At some point, I started to spend all day on Facebook and fell in love with it, and thought, “Wow, this is my dream job.” Blink is the best web media company in Israel, so for a year and a half, I focused on getting a job there. When I saw they were looking for people, I sent in my CV. I can remember what I was wearing the first day I came here for my interview: big coat, red hat. They called me back to meet the owner the same evening, and I was hired. And now it’s almost ten months I’m here.

— Hagar, Graphic Designer

The State  School, Village of Sulam, Jezreel Valley


In the early days of the State of Israel, many of the villages in the Jezreel Valley, sixteen kilometers north of Nazareth, were populated by the Zoabi clan, who had come from Jordan a hundred and fifty years ago. The new state ousted anyone who wasn’t Zoabi until only nine Zoabi villages, Sulam among them, remained. Today, this is a farming village of 2,500 people.
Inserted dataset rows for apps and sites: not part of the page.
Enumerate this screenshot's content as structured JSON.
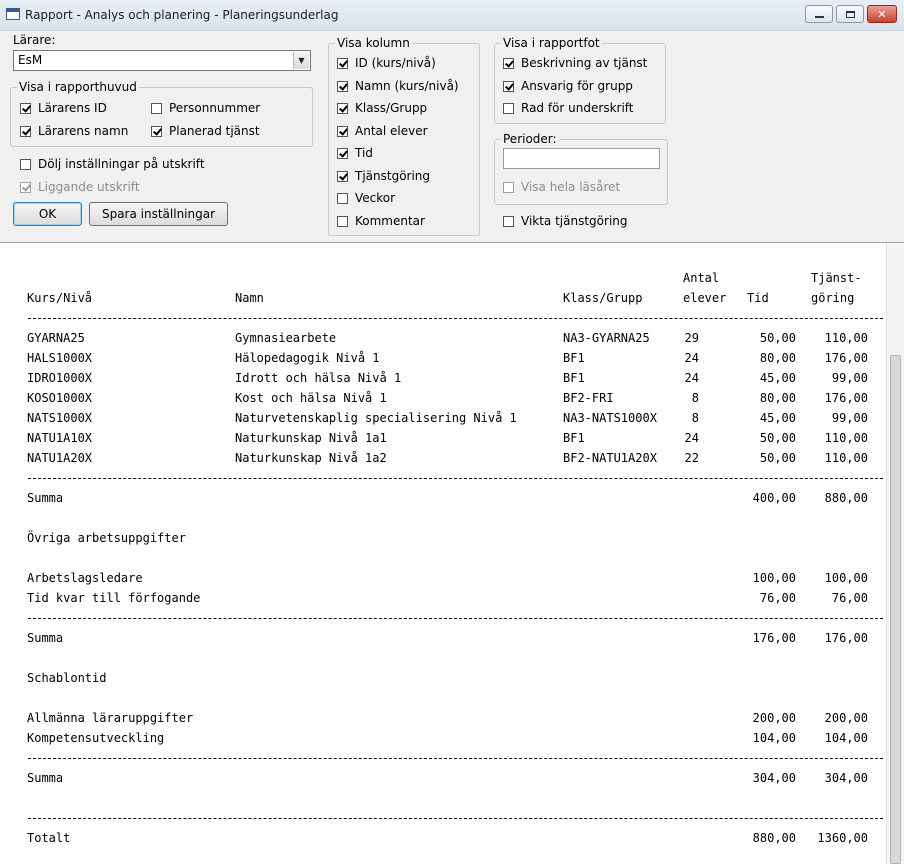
{
  "window": {
    "title": "Rapport - Analys och planering - Planeringsunderlag"
  },
  "teacher": {
    "label": "Lärare:",
    "value": "EsM"
  },
  "header_group": {
    "title": "Visa i rapporthuvud",
    "items": [
      {
        "label": "Lärarens ID",
        "checked": true
      },
      {
        "label": "Personnummer",
        "checked": false
      },
      {
        "label": "Lärarens namn",
        "checked": true
      },
      {
        "label": "Planerad tjänst",
        "checked": true
      }
    ]
  },
  "options": {
    "hide_settings": {
      "label": "Dölj inställningar på utskrift",
      "checked": false
    },
    "landscape": {
      "label": "Liggande utskrift",
      "checked": true,
      "disabled": true
    }
  },
  "buttons": {
    "ok": "OK",
    "save": "Spara inställningar"
  },
  "columns_group": {
    "title": "Visa kolumn",
    "items": [
      {
        "label": "ID (kurs/nivå)",
        "checked": true
      },
      {
        "label": "Namn (kurs/nivå)",
        "checked": true
      },
      {
        "label": "Klass/Grupp",
        "checked": true
      },
      {
        "label": "Antal elever",
        "checked": true
      },
      {
        "label": "Tid",
        "checked": true
      },
      {
        "label": "Tjänstgöring",
        "checked": true
      },
      {
        "label": "Veckor",
        "checked": false
      },
      {
        "label": "Kommentar",
        "checked": false
      }
    ]
  },
  "footer_group": {
    "title": "Visa i rapportfot",
    "items": [
      {
        "label": "Beskrivning av tjänst",
        "checked": true
      },
      {
        "label": "Ansvarig för grupp",
        "checked": true
      },
      {
        "label": "Rad för underskrift",
        "checked": false
      }
    ]
  },
  "periods_group": {
    "title": "Perioder:",
    "input_value": "",
    "whole_year": {
      "label": "Visa hela läsåret",
      "checked": false,
      "disabled": true
    }
  },
  "weight_service": {
    "label": "Vikta tjänstgöring",
    "checked": false
  },
  "report": {
    "headers": {
      "course": "Kurs/Nivå",
      "name": "Namn",
      "group": "Klass/Grupp",
      "count_line1": "Antal",
      "count_line2": "elever",
      "time": "Tid",
      "service_line1": "Tjänst-",
      "service_line2": "göring"
    },
    "rows": [
      {
        "course": "GYARNA25",
        "name": "Gymnasiearbete",
        "group": "NA3-GYARNA25",
        "count": "29",
        "time": "50,00",
        "service": "110,00"
      },
      {
        "course": "HALS1000X",
        "name": "Hälopedagogik Nivå 1",
        "group": "BF1",
        "count": "24",
        "time": "80,00",
        "service": "176,00"
      },
      {
        "course": "IDRO1000X",
        "name": "Idrott och hälsa Nivå 1",
        "group": "BF1",
        "count": "24",
        "time": "45,00",
        "service": "99,00"
      },
      {
        "course": "KOSO1000X",
        "name": "Kost och hälsa Nivå 1",
        "group": "BF2-FRI",
        "count": "8",
        "time": "80,00",
        "service": "176,00"
      },
      {
        "course": "NATS1000X",
        "name": "Naturvetenskaplig specialisering Nivå 1",
        "group": "NA3-NATS1000X",
        "count": "8",
        "time": "45,00",
        "service": "99,00"
      },
      {
        "course": "NATU1A10X",
        "name": "Naturkunskap Nivå 1a1",
        "group": "BF1",
        "count": "24",
        "time": "50,00",
        "service": "110,00"
      },
      {
        "course": "NATU1A20X",
        "name": "Naturkunskap Nivå 1a2",
        "group": "BF2-NATU1A20X",
        "count": "22",
        "time": "50,00",
        "service": "110,00"
      }
    ],
    "sum1": {
      "label": "Summa",
      "time": "400,00",
      "service": "880,00"
    },
    "other_title": "Övriga arbetsuppgifter",
    "other_rows": [
      {
        "label": "Arbetslagsledare",
        "time": "100,00",
        "service": "100,00"
      },
      {
        "label": "Tid kvar till förfogande",
        "time": "76,00",
        "service": "76,00"
      }
    ],
    "sum2": {
      "label": "Summa",
      "time": "176,00",
      "service": "176,00"
    },
    "template_title": "Schablontid",
    "template_rows": [
      {
        "label": "Allmänna läraruppgifter",
        "time": "200,00",
        "service": "200,00"
      },
      {
        "label": "Kompetensutveckling",
        "time": "104,00",
        "service": "104,00"
      }
    ],
    "sum3": {
      "label": "Summa",
      "time": "304,00",
      "service": "304,00"
    },
    "total": {
      "label": "Totalt",
      "time": "880,00",
      "service": "1360,00"
    }
  }
}
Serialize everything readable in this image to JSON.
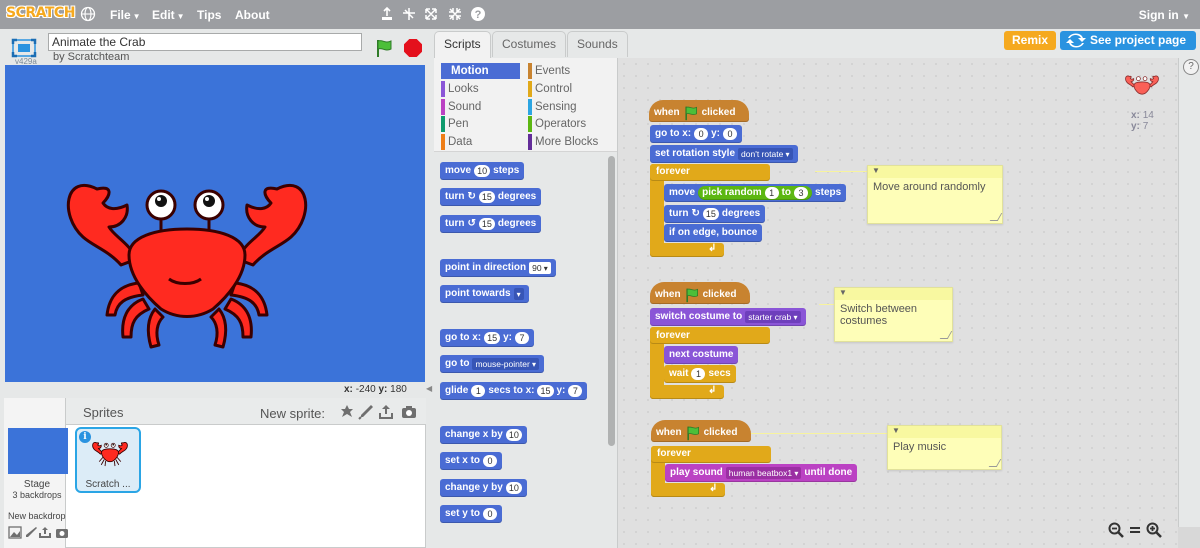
{
  "topbar": {
    "logo": "SCRATCH",
    "menu": [
      "File",
      "Edit",
      "Tips",
      "About"
    ],
    "tools": [
      "duplicate-icon",
      "cut-icon",
      "grow-icon",
      "shrink-icon",
      "help-icon"
    ],
    "signin": "Sign in"
  },
  "project": {
    "title": "Animate the Crab",
    "byline": "by Scratchteam",
    "version": "v429a"
  },
  "stage": {
    "background_color": "#3b73d9",
    "mouse_x_label": "x:",
    "mouse_x": "-240",
    "mouse_y_label": "y:",
    "mouse_y": "180"
  },
  "sprites_pane": {
    "title": "Sprites",
    "new_sprite_label": "New sprite:",
    "stage_label": "Stage",
    "stage_sub": "3 backdrops",
    "new_backdrop_label": "New backdrop",
    "sprite_name": "Scratch ..."
  },
  "tabs": [
    "Scripts",
    "Costumes",
    "Sounds"
  ],
  "buttons": {
    "remix": "Remix",
    "see_project_page": "See project page"
  },
  "categories": [
    {
      "label": "Motion",
      "color": "#4a6cd4"
    },
    {
      "label": "Looks",
      "color": "#8a55d7"
    },
    {
      "label": "Sound",
      "color": "#bb42c3"
    },
    {
      "label": "Pen",
      "color": "#0e9a6c"
    },
    {
      "label": "Data",
      "color": "#ee7d16"
    },
    {
      "label": "Events",
      "color": "#c88330"
    },
    {
      "label": "Control",
      "color": "#e1a91a"
    },
    {
      "label": "Sensing",
      "color": "#2ca5e2"
    },
    {
      "label": "Operators",
      "color": "#5cb712"
    },
    {
      "label": "More Blocks",
      "color": "#632d99"
    }
  ],
  "palette": {
    "move": {
      "pre": "move",
      "val": "10",
      "post": "steps"
    },
    "turn_cw": {
      "pre": "turn",
      "val": "15",
      "post": "degrees"
    },
    "turn_ccw": {
      "pre": "turn",
      "val": "15",
      "post": "degrees"
    },
    "point_dir": {
      "pre": "point in direction",
      "val": "90"
    },
    "point_towards": {
      "pre": "point towards",
      "val": ""
    },
    "go_to_xy": {
      "pre": "go to x:",
      "x": "15",
      "ylabel": "y:",
      "y": "7"
    },
    "go_to": {
      "pre": "go to",
      "val": "mouse-pointer"
    },
    "glide": {
      "pre": "glide",
      "secs": "1",
      "mid": "secs to x:",
      "x": "15",
      "ylabel": "y:",
      "y": "7"
    },
    "change_x": {
      "pre": "change x by",
      "val": "10"
    },
    "set_x": {
      "pre": "set x to",
      "val": "0"
    },
    "change_y": {
      "pre": "change y by",
      "val": "10"
    },
    "set_y": {
      "pre": "set y to",
      "val": "0"
    }
  },
  "scripts": {
    "s1": {
      "hat_pre": "when",
      "hat_post": "clicked",
      "goto_pre": "go to x:",
      "goto_x": "0",
      "goto_ylabel": "y:",
      "goto_y": "0",
      "rot_pre": "set rotation style",
      "rot_val": "don't rotate",
      "forever": "forever",
      "move_pre": "move",
      "pick_pre": "pick random",
      "pick_a": "1",
      "pick_mid": "to",
      "pick_b": "3",
      "move_post": "steps",
      "turn_pre": "turn",
      "turn_val": "15",
      "turn_post": "degrees",
      "bounce": "if on edge, bounce",
      "comment": "Move around randomly"
    },
    "s2": {
      "hat_pre": "when",
      "hat_post": "clicked",
      "switch_pre": "switch costume to",
      "switch_val": "starter crab",
      "forever": "forever",
      "next": "next costume",
      "wait_pre": "wait",
      "wait_val": "1",
      "wait_post": "secs",
      "comment": "Switch between costumes"
    },
    "s3": {
      "hat_pre": "when",
      "hat_post": "clicked",
      "forever": "forever",
      "play_pre": "play sound",
      "play_val": "human beatbox1",
      "play_post": "until done",
      "comment": "Play music"
    }
  },
  "sprite_info": {
    "x_label": "x:",
    "x": "14",
    "y_label": "y:",
    "y": "7"
  },
  "help": "?",
  "colors": {
    "accent": "#2a93e0",
    "remix": "#f5a91f",
    "topbar": "#9c9ea2"
  }
}
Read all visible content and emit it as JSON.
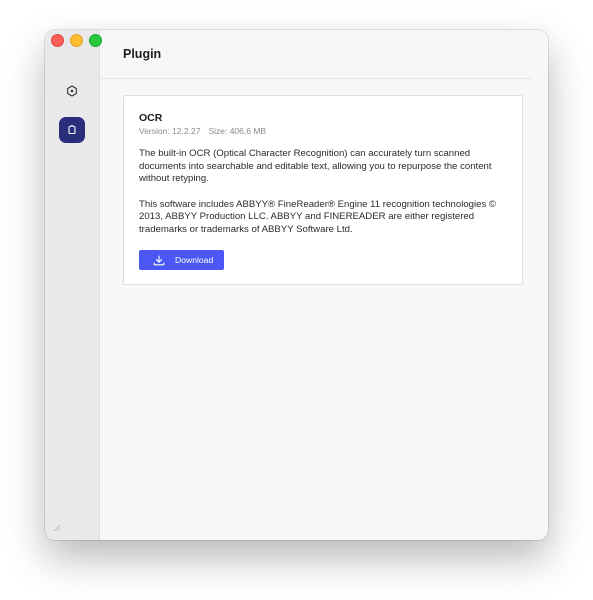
{
  "window": {
    "traffic_lights": [
      "close",
      "minimize",
      "maximize"
    ]
  },
  "sidebar": {
    "items": [
      {
        "name": "general",
        "icon": "hexagon-gear-icon",
        "active": false
      },
      {
        "name": "plugin",
        "icon": "plugin-icon",
        "active": true
      }
    ],
    "active_color": "#2a2e7a"
  },
  "header": {
    "title": "Plugin"
  },
  "plugin": {
    "name": "OCR",
    "version": "Version: 12.2.27",
    "size": "Size: 406,6 MB",
    "description": "The built-in OCR (Optical Character Recognition) can accurately turn scanned documents into searchable and editable text, allowing you to repurpose the content without retyping.",
    "license": "This software includes ABBYY® FineReader® Engine 11 recognition technologies © 2013, ABBYY Production LLC. ABBYY and FINEREADER are either registered trademarks or trademarks of ABBYY Software Ltd.",
    "download_label": "Download",
    "download_icon": "download-icon",
    "accent_color": "#4a57f5"
  }
}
We Palestinians live in congested, overcrowded villages; we have no roads; our children have nowhere to play; we stack floors on top of buildings—4 floors, 5 floors. Today, all everyone talks about is the overcrowding and where they’re going to live.

— Masarwy, History Professor

The Children’s homes marked on the map of Restrictions on Palestinian Movement in Hebron
Samar photographing in Hebron

Youth Against Settlements, H2, Hebron, West Bank


The West Bank constitutes the greatest part of Palestinian territory and Hebron is its largest city. Hebron has long been viewed as one of the four holy cities of Islam. The city is also considered the second holiest Jewish site after the Wailing Wall in Jerusalem.

The Sumoud Challenge Center houses Youth Against Settlements, a group of volunteers working under the aegis of the Palestinian Authority. Thirty feet from an Israeli army outpost that protects a nearby settlement home, the Center overlooks Shuhada (Martyrs) Street and sits amid olive groves that date back to the time of the Roman Empire.

My family comes from Hebron. I have a very big family tree, which shows that our family originated in Hebron, right here in Israeli occupied H2. My family still lives in the same area, but got bigger and bigger, so someone had to move to another house—find a new place, a new life. Now, some of us live in H1, which is controlled by the Palestinian Authority. I don’t know how to say it in English, but we who remain in H2 are not able to control anything that’s happening in our lives. But we’ll never leave our family’s original property here. It’s ours and we have to stay in it.

— Tamar Altrash, Leader of Youth against Settlements